With pictures omitted, restate the data word for word.

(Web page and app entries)
━━━━━━━━━━━━━━━━

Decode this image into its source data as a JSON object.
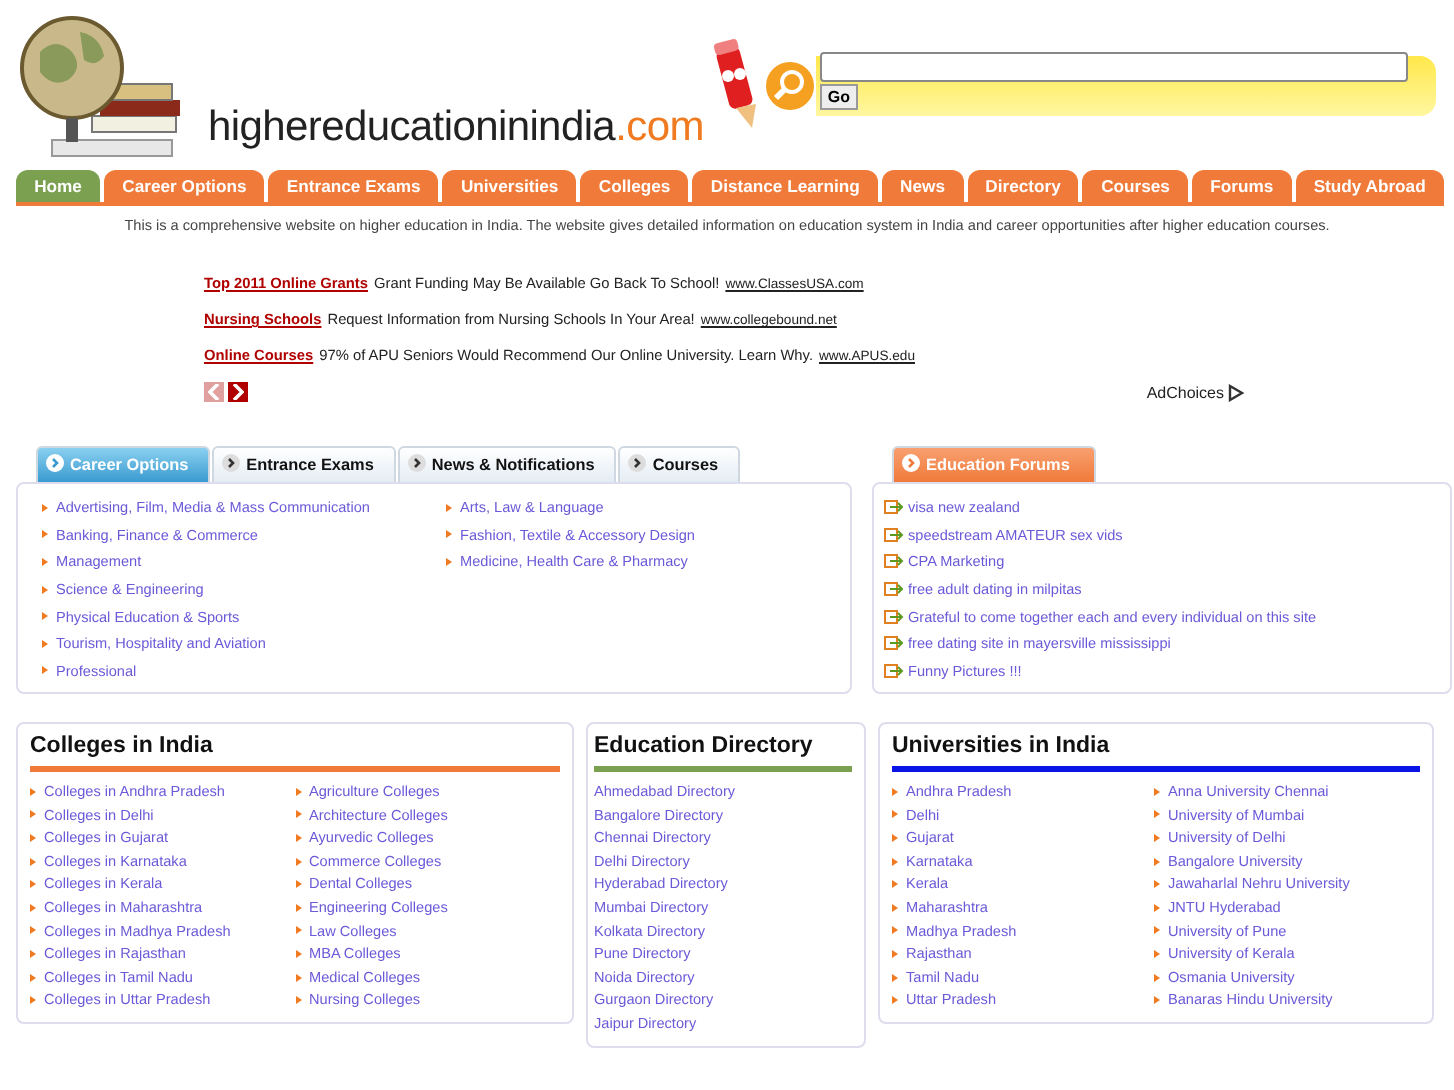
{
  "header": {
    "logo_name": "highereducationinindia",
    "logo_suffix": ".com",
    "search": {
      "button": "Go"
    }
  },
  "nav": [
    {
      "label": "Home",
      "selected": true
    },
    {
      "label": "Career Options",
      "selected": false
    },
    {
      "label": "Entrance Exams",
      "selected": false
    },
    {
      "label": "Universities",
      "selected": false
    },
    {
      "label": "Colleges",
      "selected": false
    },
    {
      "label": "Distance Learning",
      "selected": false
    },
    {
      "label": "News",
      "selected": false
    },
    {
      "label": "Directory",
      "selected": false
    },
    {
      "label": "Courses",
      "selected": false
    },
    {
      "label": "Forums",
      "selected": false
    },
    {
      "label": "Study Abroad",
      "selected": false
    }
  ],
  "tagline": "This is a comprehensive website on higher education in India. The website gives detailed information on education system in India and career opportunities after higher education courses.",
  "ads": [
    {
      "title": "Top 2011 Online Grants",
      "text": "Grant Funding May Be Available Go Back To School!",
      "url": "www.ClassesUSA.com"
    },
    {
      "title": "Nursing Schools",
      "text": "Request Information from Nursing Schools In Your Area!",
      "url": "www.collegebound.net"
    },
    {
      "title": "Online Courses",
      "text": "97% of APU Seniors Would Recommend Our Online University. Learn Why.",
      "url": "www.APUS.edu"
    }
  ],
  "ad_nav": [
    {
      "disabled": true
    },
    {
      "disabled": false
    }
  ],
  "adchoices": "AdChoices",
  "tabs": [
    {
      "label": "Career Options",
      "selected": true
    },
    {
      "label": "Entrance Exams",
      "selected": false
    },
    {
      "label": "News & Notifications",
      "selected": false
    },
    {
      "label": "Courses",
      "selected": false
    }
  ],
  "career_options": {
    "columns": [
      [
        "Advertising, Film, Media & Mass Communication",
        "Banking, Finance & Commerce",
        "Management",
        "Science & Engineering",
        "Physical Education & Sports",
        "Tourism, Hospitality and Aviation",
        "Professional"
      ],
      [
        "Arts, Law & Language",
        "Fashion, Textile & Accessory Design",
        "Medicine, Health Care & Pharmacy"
      ]
    ]
  },
  "forums": {
    "title": "Education Forums",
    "items": [
      "visa new zealand",
      "speedstream AMATEUR sex vids",
      "CPA Marketing",
      "free adult dating in milpitas",
      "Grateful to come together each and every individual on this site",
      "free dating site in mayersville mississippi",
      "Funny Pictures !!!"
    ]
  },
  "colleges": {
    "title": "Colleges in India",
    "color": "#f07a3a",
    "columns": [
      [
        "Colleges in Andhra Pradesh",
        "Colleges in Delhi",
        "Colleges in Gujarat",
        "Colleges in Karnataka",
        "Colleges in Kerala",
        "Colleges in Maharashtra",
        "Colleges in Madhya Pradesh",
        "Colleges in Rajasthan",
        "Colleges in Tamil Nadu",
        "Colleges in Uttar Pradesh"
      ],
      [
        "Agriculture Colleges",
        "Architecture Colleges",
        "Ayurvedic Colleges",
        "Commerce Colleges",
        "Dental Colleges",
        "Engineering Colleges",
        "Law Colleges",
        "MBA Colleges",
        "Medical Colleges",
        "Nursing Colleges"
      ]
    ]
  },
  "directory": {
    "title": "Education Directory",
    "color": "#7aa050",
    "columns": [
      [
        "Ahmedabad Directory",
        "Bangalore Directory",
        "Chennai Directory",
        "Delhi Directory",
        "Hyderabad Directory",
        "Mumbai Directory",
        "Kolkata Directory",
        "Pune Directory",
        "Noida Directory",
        "Gurgaon Directory",
        "Jaipur Directory"
      ]
    ]
  },
  "universities": {
    "title": "Universities in India",
    "color": "#0a14e6",
    "columns": [
      [
        "Andhra Pradesh",
        "Delhi",
        "Gujarat",
        "Karnataka",
        "Kerala",
        "Maharashtra",
        "Madhya Pradesh",
        "Rajasthan",
        "Tamil Nadu",
        "Uttar Pradesh"
      ],
      [
        "Anna University Chennai",
        "University of Mumbai",
        "University of Delhi",
        "Bangalore University",
        "Jawaharlal Nehru University",
        "JNTU Hyderabad",
        "University of Pune",
        "University of Kerala",
        "Osmania University",
        "Banaras Hindu University"
      ]
    ]
  }
}
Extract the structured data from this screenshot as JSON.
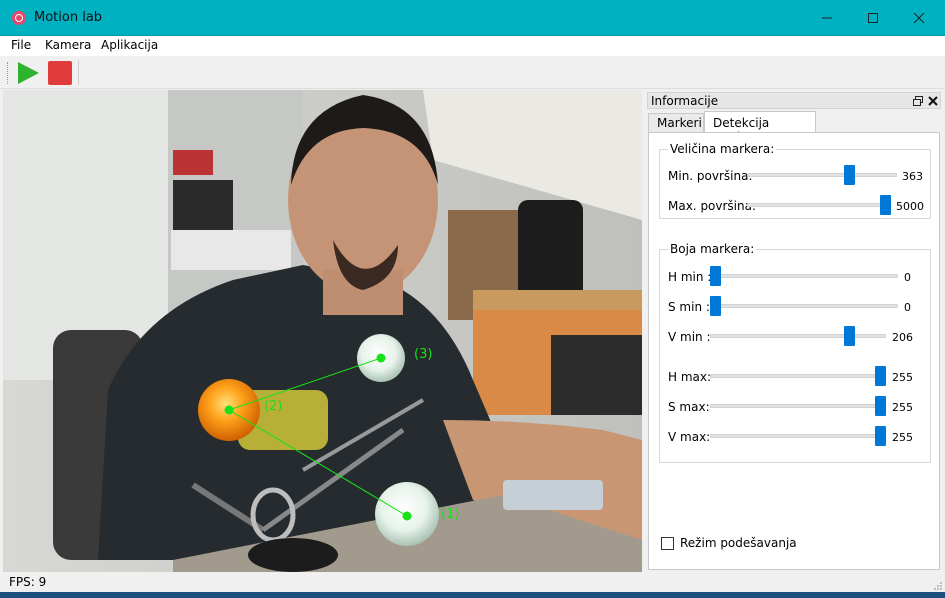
{
  "window": {
    "title": "Motion lab",
    "app_icon": "app-logo-icon",
    "accent_color": "#00b1c2"
  },
  "menu": {
    "items": [
      "File",
      "Kamera",
      "Aplikacija"
    ]
  },
  "toolbar": {
    "play_icon": "play-icon",
    "stop_icon": "stop-icon",
    "play_color": "#2fb32f",
    "stop_color": "#e03c3c"
  },
  "video": {
    "markers": [
      {
        "label": "(1)",
        "color": "#e8f0ea"
      },
      {
        "label": "(2)",
        "color": "#ff9b10"
      },
      {
        "label": "(3)",
        "color": "#e8f0ea"
      }
    ],
    "overlay_color": "#19e019"
  },
  "dock": {
    "title": "Informacije",
    "tabs": [
      "Markeri",
      "Detekcija markera"
    ],
    "active_tab": "Detekcija markera",
    "size_group": {
      "title": "Veličina markera:",
      "rows": [
        {
          "label": "Min. površina:",
          "value": "363",
          "fraction": 0.7
        },
        {
          "label": "Max. površina:",
          "value": "5000",
          "fraction": 1.0
        }
      ]
    },
    "color_group": {
      "title": "Boja markera:",
      "rows": [
        {
          "label": "H min  :",
          "value": "0",
          "fraction": 0.0
        },
        {
          "label": "S min  :",
          "value": "0",
          "fraction": 0.0
        },
        {
          "label": "V min  :",
          "value": "206",
          "fraction": 0.81
        },
        {
          "label": "H max:",
          "value": "255",
          "fraction": 1.0
        },
        {
          "label": "S max:",
          "value": "255",
          "fraction": 1.0
        },
        {
          "label": "V max:",
          "value": "255",
          "fraction": 1.0
        }
      ]
    },
    "tuning_checkbox": {
      "label": "Režim podešavanja",
      "checked": false
    }
  },
  "status": {
    "fps": "FPS: 9"
  }
}
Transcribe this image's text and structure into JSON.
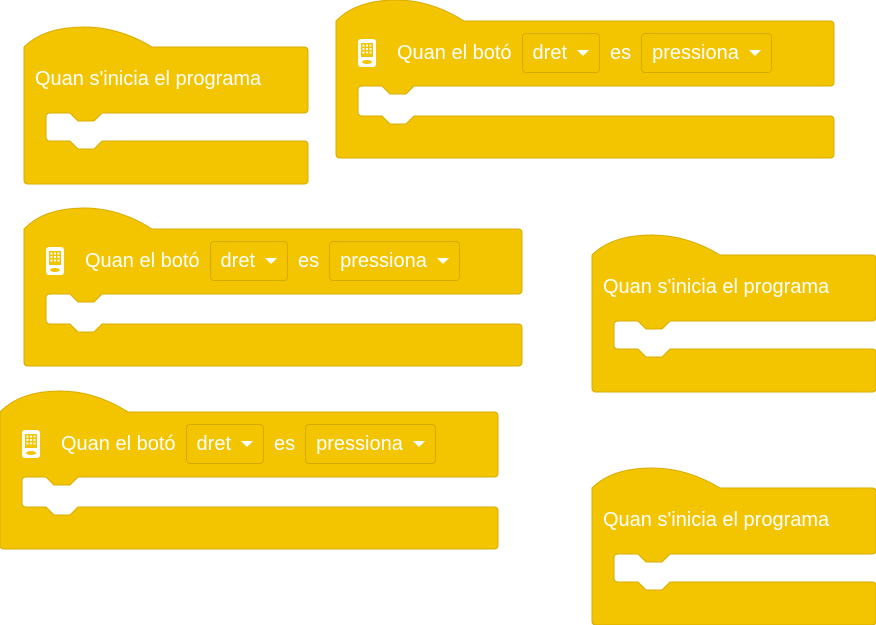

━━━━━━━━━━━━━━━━

» **Solution for this problem**
Decode this image into its source data as a JSON object.
{
  "header": {
    "logo_name": "highereducationinindia",
    "logo_suffix": ".com",
    "search": {
      "button": "Go"
    }
  },
  "nav": [
    {
      "label": "Home",
      "selected": true
    },
    {
      "label": "Career Options",
      "selected": false
    },
    {
      "label": "Entrance Exams",
      "selected": false
    },
    {
      "label": "Universities",
      "selected": false
    },
    {
      "label": "Colleges",
      "selected": false
    },
    {
      "label": "Distance Learning",
      "selected": false
    },
    {
      "label": "News",
      "selected": false
    },
    {
      "label": "Directory",
      "selected": false
    },
    {
      "label": "Courses",
      "selected": false
    },
    {
      "label": "Forums",
      "selected": false
    },
    {
      "label": "Study Abroad",
      "selected": false
    }
  ],
  "tagline": "This is a comprehensive website on higher education in India. The website gives detailed information on education system in India and career opportunities after higher education courses.",
  "ads": [
    {
      "title": "Top 2011 Online Grants",
      "text": "Grant Funding May Be Available Go Back To School!",
      "url": "www.ClassesUSA.com"
    },
    {
      "title": "Nursing Schools",
      "text": "Request Information from Nursing Schools In Your Area!",
      "url": "www.collegebound.net"
    },
    {
      "title": "Online Courses",
      "text": "97% of APU Seniors Would Recommend Our Online University. Learn Why.",
      "url": "www.APUS.edu"
    }
  ],
  "ad_nav": [
    {
      "disabled": true
    },
    {
      "disabled": false
    }
  ],
  "adchoices": "AdChoices",
  "tabs": [
    {
      "label": "Career Options",
      "selected": true
    },
    {
      "label": "Entrance Exams",
      "selected": false
    },
    {
      "label": "News & Notifications",
      "selected": false
    },
    {
      "label": "Courses",
      "selected": false
    }
  ],
  "career_options": {
    "columns": [
      [
        "Advertising, Film, Media & Mass Communication",
        "Banking, Finance & Commerce",
        "Management",
        "Science & Engineering",
        "Physical Education & Sports",
        "Tourism, Hospitality and Aviation",
        "Professional"
      ],
      [
        "Arts, Law & Language",
        "Fashion, Textile & Accessory Design",
        "Medicine, Health Care & Pharmacy"
      ]
    ]
  },
  "forums": {
    "title": "Education Forums",
    "items": [
      "visa new zealand",
      "speedstream AMATEUR sex vids",
      "CPA Marketing",
      "free adult dating in milpitas",
      "Grateful to come together each and every individual on this site",
      "free dating site in mayersville mississippi",
      "Funny Pictures !!!"
    ]
  },
  "colleges": {
    "title": "Colleges in India",
    "color": "#f07a3a",
    "columns": [
      [
        "Colleges in Andhra Pradesh",
        "Colleges in Delhi",
        "Colleges in Gujarat",
        "Colleges in Karnataka",
        "Colleges in Kerala",
        "Colleges in Maharashtra",
        "Colleges in Madhya Pradesh",
        "Colleges in Rajasthan",
        "Colleges in Tamil Nadu",
        "Colleges in Uttar Pradesh"
      ],
      [
        "Agriculture Colleges",
        "Architecture Colleges",
        "Ayurvedic Colleges",
        "Commerce Colleges",
        "Dental Colleges",
        "Engineering Colleges",
        "Law Colleges",
        "MBA Colleges",
        "Medical Colleges",
        "Nursing Colleges"
      ]
    ]
  },
  "directory": {
    "title": "Education Directory",
    "color": "#7aa050",
    "columns": [
      [
        "Ahmedabad Directory",
        "Bangalore Directory",
        "Chennai Directory",
        "Delhi Directory",
        "Hyderabad Directory",
        "Mumbai Directory",
        "Kolkata Directory",
        "Pune Directory",
        "Noida Directory",
        "Gurgaon Directory",
        "Jaipur Directory"
      ]
    ]
  },
  "universities": {
    "title": "Universities in India",
    "color": "#0a14e6",
    "columns": [
      [
        "Andhra Pradesh",
        "Delhi",
        "Gujarat",
        "Karnataka",
        "Kerala",
        "Maharashtra",
        "Madhya Pradesh",
        "Rajasthan",
        "Tamil Nadu",
        "Uttar Pradesh"
      ],
      [
        "Anna University Chennai",
        "University of Mumbai",
        "University of Delhi",
        "Bangalore University",
        "Jawaharlal Nehru University",
        "JNTU Hyderabad",
        "University of Pune",
        "University of Kerala",
        "Osmania University",
        "Banaras Hindu University"
      ]
    ]
  }
}
Extract the structured data from this screenshot as JSON.
{
  "window": {
    "title": "Motion lab",
    "app_icon": "app-logo-icon",
    "accent_color": "#00b1c2"
  },
  "menu": {
    "items": [
      "File",
      "Kamera",
      "Aplikacija"
    ]
  },
  "toolbar": {
    "play_icon": "play-icon",
    "stop_icon": "stop-icon",
    "play_color": "#2fb32f",
    "stop_color": "#e03c3c"
  },
  "video": {
    "markers": [
      {
        "label": "(1)",
        "color": "#e8f0ea"
      },
      {
        "label": "(2)",
        "color": "#ff9b10"
      },
      {
        "label": "(3)",
        "color": "#e8f0ea"
      }
    ],
    "overlay_color": "#19e019"
  },
  "dock": {
    "title": "Informacije",
    "tabs": [
      "Markeri",
      "Detekcija markera"
    ],
    "active_tab": "Detekcija markera",
    "size_group": {
      "title": "Veličina markera:",
      "rows": [
        {
          "label": "Min. površina:",
          "value": "363",
          "fraction": 0.7
        },
        {
          "label": "Max. površina:",
          "value": "5000",
          "fraction": 1.0
        }
      ]
    },
    "color_group": {
      "title": "Boja markera:",
      "rows": [
        {
          "label": "H min  :",
          "value": "0",
          "fraction": 0.0
        },
        {
          "label": "S min  :",
          "value": "0",
          "fraction": 0.0
        },
        {
          "label": "V min  :",
          "value": "206",
          "fraction": 0.81
        },
        {
          "label": "H max:",
          "value": "255",
          "fraction": 1.0
        },
        {
          "label": "S max:",
          "value": "255",
          "fraction": 1.0
        },
        {
          "label": "V max:",
          "value": "255",
          "fraction": 1.0
        }
      ]
    },
    "tuning_checkbox": {
      "label": "Režim podešavanja",
      "checked": false
    }
  },
  "status": {
    "fps": "FPS: 9"
  }
}
Transcribe this image's text and structure into JSON.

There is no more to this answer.